[Data records for software interfaces]
----------
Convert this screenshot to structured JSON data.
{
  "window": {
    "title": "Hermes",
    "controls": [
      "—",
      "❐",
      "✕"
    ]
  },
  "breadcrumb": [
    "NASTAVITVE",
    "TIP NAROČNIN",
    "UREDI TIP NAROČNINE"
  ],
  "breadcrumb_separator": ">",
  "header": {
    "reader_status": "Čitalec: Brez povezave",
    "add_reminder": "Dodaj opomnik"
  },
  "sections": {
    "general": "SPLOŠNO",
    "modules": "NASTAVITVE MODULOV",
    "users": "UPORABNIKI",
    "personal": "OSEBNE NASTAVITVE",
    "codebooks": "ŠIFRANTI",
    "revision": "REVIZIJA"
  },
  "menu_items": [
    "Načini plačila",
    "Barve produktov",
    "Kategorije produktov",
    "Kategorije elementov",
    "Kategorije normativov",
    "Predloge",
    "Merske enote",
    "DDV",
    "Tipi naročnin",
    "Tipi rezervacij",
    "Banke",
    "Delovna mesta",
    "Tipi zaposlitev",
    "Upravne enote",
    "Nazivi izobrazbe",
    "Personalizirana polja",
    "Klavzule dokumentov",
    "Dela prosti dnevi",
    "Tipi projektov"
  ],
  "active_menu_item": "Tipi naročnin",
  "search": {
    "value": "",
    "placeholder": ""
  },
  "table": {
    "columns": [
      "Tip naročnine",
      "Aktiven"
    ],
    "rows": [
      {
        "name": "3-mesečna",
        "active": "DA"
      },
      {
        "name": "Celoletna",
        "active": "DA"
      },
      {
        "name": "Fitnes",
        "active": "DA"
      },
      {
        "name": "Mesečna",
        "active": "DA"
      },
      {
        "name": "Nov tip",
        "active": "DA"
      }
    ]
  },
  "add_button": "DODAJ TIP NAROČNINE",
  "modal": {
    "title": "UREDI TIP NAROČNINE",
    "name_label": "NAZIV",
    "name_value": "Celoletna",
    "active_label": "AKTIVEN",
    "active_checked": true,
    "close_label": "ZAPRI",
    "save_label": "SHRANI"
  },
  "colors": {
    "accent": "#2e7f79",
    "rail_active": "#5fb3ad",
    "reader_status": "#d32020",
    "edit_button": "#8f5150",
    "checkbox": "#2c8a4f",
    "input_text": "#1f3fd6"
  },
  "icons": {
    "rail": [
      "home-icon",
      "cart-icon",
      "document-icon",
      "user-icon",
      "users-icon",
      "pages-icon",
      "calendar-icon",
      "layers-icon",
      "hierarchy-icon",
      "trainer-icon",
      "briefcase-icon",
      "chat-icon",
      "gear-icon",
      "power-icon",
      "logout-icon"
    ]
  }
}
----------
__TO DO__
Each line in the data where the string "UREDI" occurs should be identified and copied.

__EXERCISE RESPONSE__
    "UREDI TIP NAROČNINE"
    "title": "UREDI TIP NAROČNINE",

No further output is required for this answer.